The task
The answer is all of the data repeated exactly, with each picture omitted.
- Opening Delimiter -
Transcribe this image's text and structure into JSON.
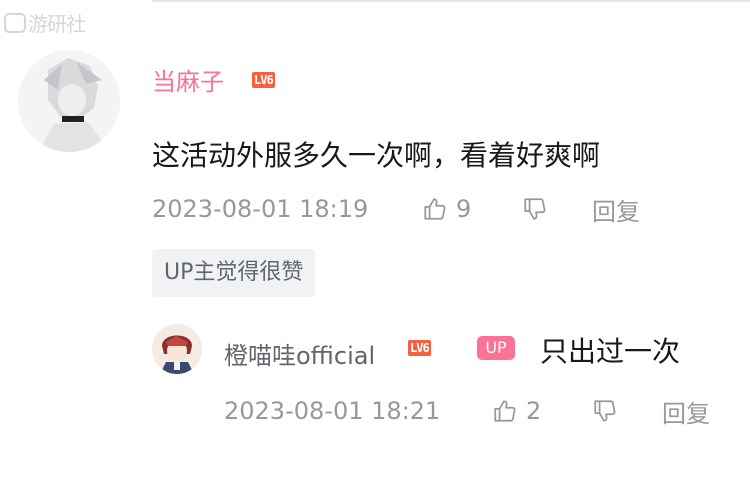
{
  "watermark": {
    "text": "游研社"
  },
  "main_comment": {
    "username": "当麻子",
    "level": "LV6",
    "content": "这活动外服多久一次啊，看着好爽啊",
    "time": "2023-08-01 18:19",
    "likes": "9",
    "reply_label": "回复",
    "up_liked_tag": "UP主觉得很赞"
  },
  "reply_comment": {
    "username": "橙喵哇official",
    "level": "LV6",
    "up_badge": "UP",
    "content": "只出过一次",
    "time": "2023-08-01 18:21",
    "likes": "2",
    "reply_label": "回复"
  },
  "colors": {
    "username_pink": "#fb7299",
    "level_orange": "#f6603f",
    "meta_gray": "#9499a0",
    "text_dark": "#18191c"
  }
}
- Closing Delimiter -
Answer to this exercise
Transcribe this image's text and structure into JSON.
{
  "watermark": {
    "text": "游研社"
  },
  "main_comment": {
    "username": "当麻子",
    "level": "LV6",
    "content": "这活动外服多久一次啊，看着好爽啊",
    "time": "2023-08-01 18:19",
    "likes": "9",
    "reply_label": "回复",
    "up_liked_tag": "UP主觉得很赞"
  },
  "reply_comment": {
    "username": "橙喵哇official",
    "level": "LV6",
    "up_badge": "UP",
    "content": "只出过一次",
    "time": "2023-08-01 18:21",
    "likes": "2",
    "reply_label": "回复"
  },
  "colors": {
    "username_pink": "#fb7299",
    "level_orange": "#f6603f",
    "meta_gray": "#9499a0",
    "text_dark": "#18191c"
  }
}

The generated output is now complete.